CAIRO: The trial of Egypt's ousted president and 14 others also accused of inciting the killing of protesters resumed on Saturday, Egypt's official news agency reported.
The agency's report gave no details on the proceedings, held amid tight security in a makeshift courtroom in the national police academy in an eastern Cairo suburb.
The trial is one of four the Islamist Mohammed Morsi and top leaders of his Muslim Brotherhood face. The charges levelled against them mostly carry the death penalty.
Morsi was ousted by a popularly backed military coup on July 3. He is now held at a high security prison near the Mediterranean city of Alexandria.

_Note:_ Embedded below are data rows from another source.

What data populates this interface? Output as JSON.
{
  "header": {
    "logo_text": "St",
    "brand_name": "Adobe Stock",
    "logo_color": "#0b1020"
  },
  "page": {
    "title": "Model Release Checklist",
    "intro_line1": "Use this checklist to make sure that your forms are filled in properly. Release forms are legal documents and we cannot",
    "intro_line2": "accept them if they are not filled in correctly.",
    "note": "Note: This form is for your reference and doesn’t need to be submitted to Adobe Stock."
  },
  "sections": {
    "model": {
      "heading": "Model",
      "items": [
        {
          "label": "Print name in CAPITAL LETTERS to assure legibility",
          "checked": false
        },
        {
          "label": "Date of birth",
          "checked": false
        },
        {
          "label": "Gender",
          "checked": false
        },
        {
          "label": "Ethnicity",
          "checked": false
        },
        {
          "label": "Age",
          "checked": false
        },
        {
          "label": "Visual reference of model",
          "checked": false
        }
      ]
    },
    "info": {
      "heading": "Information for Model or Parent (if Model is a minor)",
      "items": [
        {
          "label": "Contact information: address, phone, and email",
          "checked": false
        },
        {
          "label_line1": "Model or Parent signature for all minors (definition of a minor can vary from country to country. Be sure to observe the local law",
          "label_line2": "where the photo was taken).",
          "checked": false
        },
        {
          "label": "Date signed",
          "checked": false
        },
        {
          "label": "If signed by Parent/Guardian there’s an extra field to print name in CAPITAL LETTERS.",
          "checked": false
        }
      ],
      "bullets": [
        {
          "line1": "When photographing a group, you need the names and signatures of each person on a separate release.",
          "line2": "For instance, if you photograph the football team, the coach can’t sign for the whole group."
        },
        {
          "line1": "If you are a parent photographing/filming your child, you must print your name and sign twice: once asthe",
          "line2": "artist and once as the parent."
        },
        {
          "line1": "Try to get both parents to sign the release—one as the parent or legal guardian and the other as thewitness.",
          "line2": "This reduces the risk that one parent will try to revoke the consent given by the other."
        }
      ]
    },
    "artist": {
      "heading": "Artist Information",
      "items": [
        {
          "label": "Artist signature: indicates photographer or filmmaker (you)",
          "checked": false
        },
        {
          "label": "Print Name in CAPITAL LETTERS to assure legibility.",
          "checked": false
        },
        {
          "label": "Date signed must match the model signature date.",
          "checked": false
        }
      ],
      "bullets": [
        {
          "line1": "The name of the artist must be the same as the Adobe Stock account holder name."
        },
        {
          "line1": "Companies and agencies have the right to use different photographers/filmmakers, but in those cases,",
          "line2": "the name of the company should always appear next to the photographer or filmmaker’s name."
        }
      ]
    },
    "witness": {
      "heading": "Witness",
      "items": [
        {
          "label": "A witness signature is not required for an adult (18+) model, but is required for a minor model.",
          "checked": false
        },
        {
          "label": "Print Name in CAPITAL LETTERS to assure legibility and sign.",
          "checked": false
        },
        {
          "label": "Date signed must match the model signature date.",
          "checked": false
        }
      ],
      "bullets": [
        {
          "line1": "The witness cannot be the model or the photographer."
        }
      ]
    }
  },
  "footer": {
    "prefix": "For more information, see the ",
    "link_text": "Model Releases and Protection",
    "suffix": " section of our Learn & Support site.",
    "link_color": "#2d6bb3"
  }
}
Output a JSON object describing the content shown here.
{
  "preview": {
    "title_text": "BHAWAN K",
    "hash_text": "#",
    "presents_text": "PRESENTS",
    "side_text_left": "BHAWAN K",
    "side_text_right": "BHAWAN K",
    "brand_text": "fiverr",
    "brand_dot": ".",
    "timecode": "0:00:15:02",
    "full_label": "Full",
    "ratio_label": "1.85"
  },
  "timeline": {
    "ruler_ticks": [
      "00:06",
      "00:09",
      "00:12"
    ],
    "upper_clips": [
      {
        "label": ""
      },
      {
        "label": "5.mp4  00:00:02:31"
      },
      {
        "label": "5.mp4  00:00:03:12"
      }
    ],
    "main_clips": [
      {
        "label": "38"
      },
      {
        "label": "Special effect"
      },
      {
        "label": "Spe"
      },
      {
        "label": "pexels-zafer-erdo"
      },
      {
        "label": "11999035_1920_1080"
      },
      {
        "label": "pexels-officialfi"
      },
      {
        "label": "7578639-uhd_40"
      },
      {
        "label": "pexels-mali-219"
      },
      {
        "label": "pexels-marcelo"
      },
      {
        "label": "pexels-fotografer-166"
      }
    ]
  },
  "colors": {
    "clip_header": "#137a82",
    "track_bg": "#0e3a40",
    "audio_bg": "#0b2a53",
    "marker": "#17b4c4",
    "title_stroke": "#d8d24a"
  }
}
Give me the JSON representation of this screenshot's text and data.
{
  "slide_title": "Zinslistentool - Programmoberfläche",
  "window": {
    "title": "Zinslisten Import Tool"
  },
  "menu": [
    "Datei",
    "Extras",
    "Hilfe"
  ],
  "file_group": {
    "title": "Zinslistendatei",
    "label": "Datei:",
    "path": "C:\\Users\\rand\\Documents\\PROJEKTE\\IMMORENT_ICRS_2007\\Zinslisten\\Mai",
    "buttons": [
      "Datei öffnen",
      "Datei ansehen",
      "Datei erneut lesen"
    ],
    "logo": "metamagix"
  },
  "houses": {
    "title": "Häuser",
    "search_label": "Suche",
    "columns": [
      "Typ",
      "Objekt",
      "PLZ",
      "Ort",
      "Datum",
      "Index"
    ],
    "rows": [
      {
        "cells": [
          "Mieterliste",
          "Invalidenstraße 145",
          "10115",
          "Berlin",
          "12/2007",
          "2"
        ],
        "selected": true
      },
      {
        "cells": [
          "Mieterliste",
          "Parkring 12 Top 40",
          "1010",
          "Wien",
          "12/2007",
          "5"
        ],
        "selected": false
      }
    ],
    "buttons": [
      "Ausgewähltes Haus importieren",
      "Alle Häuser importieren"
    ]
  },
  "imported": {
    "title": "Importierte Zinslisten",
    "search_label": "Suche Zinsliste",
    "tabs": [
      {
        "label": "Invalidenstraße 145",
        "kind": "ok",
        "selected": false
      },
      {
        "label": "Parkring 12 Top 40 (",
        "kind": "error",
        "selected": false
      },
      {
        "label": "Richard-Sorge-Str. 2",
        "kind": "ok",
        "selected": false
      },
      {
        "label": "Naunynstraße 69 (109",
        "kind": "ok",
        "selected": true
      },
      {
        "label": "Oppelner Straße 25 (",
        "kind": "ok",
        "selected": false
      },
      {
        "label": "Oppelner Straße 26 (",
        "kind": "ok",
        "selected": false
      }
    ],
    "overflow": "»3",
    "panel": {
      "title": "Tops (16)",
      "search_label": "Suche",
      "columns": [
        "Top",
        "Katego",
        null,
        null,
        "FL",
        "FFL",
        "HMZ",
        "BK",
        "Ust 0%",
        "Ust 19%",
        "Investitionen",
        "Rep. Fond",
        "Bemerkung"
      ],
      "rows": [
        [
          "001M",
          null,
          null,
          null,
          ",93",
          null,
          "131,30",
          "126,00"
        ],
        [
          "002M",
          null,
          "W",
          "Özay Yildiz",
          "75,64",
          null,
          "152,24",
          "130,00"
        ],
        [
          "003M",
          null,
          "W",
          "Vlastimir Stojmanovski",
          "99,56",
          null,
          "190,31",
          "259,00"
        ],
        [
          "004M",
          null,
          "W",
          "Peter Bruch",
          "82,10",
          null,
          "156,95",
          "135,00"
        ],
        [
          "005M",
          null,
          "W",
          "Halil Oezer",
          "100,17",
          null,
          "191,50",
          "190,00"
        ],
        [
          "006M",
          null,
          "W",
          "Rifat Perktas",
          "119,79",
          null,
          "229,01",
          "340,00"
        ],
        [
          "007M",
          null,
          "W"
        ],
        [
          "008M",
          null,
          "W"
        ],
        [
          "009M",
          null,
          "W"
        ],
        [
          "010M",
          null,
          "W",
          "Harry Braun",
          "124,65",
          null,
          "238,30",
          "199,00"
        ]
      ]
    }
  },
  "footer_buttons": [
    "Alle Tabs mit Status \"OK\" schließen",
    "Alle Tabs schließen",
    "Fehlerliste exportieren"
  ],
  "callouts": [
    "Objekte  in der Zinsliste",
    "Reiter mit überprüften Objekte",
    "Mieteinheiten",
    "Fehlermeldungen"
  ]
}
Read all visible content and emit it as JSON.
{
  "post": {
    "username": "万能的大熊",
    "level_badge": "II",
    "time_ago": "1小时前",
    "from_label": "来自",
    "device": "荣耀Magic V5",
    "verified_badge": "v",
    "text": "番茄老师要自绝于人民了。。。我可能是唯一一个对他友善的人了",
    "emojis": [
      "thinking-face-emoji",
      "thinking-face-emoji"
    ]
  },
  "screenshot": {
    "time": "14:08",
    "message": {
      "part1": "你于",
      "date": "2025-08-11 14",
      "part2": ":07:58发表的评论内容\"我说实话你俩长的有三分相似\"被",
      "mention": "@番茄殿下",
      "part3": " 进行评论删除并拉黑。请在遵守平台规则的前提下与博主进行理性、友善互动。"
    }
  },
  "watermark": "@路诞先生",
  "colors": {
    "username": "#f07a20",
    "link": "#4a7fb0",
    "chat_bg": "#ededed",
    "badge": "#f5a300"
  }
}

The charges against the defendants stem from violence outside the presidential palace in December 2012 when Morsi's supporters attacked protesters staging a sit-in. The clashes killed at least 10 people. The defendants are charged with inciting the killing of three of those protesters.
Morsi's other trials are on charges of breaking from prison during the 18-day uprising against Hosni Mubarak's rule in 2011, conspiracy with foreign militant groups and insulting the judiciary.
Anti-Morsi protesters outside the police academy briefly surrounded the car of one of Morsi's top defense lawyers, Islamist Mohammed Salim el-Awah, as it approached the police academy's gate. Some pounded on the car while others yelled insults.
El-Awah, a former presidential candidate, was unhurt. He later stepped out of the car to complain to a senior police officer, arguing that the protesters should not have been allowed so close to the gate.
"This will have consequences," he warned the officer before he returned to the car.
Egypt has been rocked by a wave of deadly violence since Morsi's ouster, with the army and security forces facing a full blown insurgency in the Sinai peninsula. The violence has spread to mainland Egypt, with attacks on high profile targets in Cairo growing more frequent.
There also have been near daily protests by Morsi's supporters, whose use of firearms against security forces is becoming more frequent.
The military-backed government has meanwhile been cracking down on the Brotherhood and its allies, killing hundreds and jailing thousands since July.
In the latest violence, the Health Ministry on Saturday said one person was killed in Cairo and 35 were wounded in clashes on the previous day between police and Morsi's supporters in Cairo and several other cities.
Also Saturday, a new Egyptian militant jihadi group issued its first statement, claiming responsibility for planting explosives and attacking security men and police stations.
In a statement posted on a militant website late Friday, Ajnad Misr, or Egypt's Soldiers, said it will fight the "regime's criminal organs," which it said were being used to humiliate the people and prevent them from performing religious duties.
It said it planted and detonated two explosive devices on a main highway on Cairo's outskirts Friday. Interior Ministry spokesman Hani Abdel-Latif said the explosion hit a vehicle carrying riot police and wounded an officer.
Earlier this week, militant group Ansar Beit al-Maqdis confirmed that Ajnad Misr was responsible for the Jan. 24 bomb attack that targeted Cairo's Talbiya police station, which police said caused no casualties.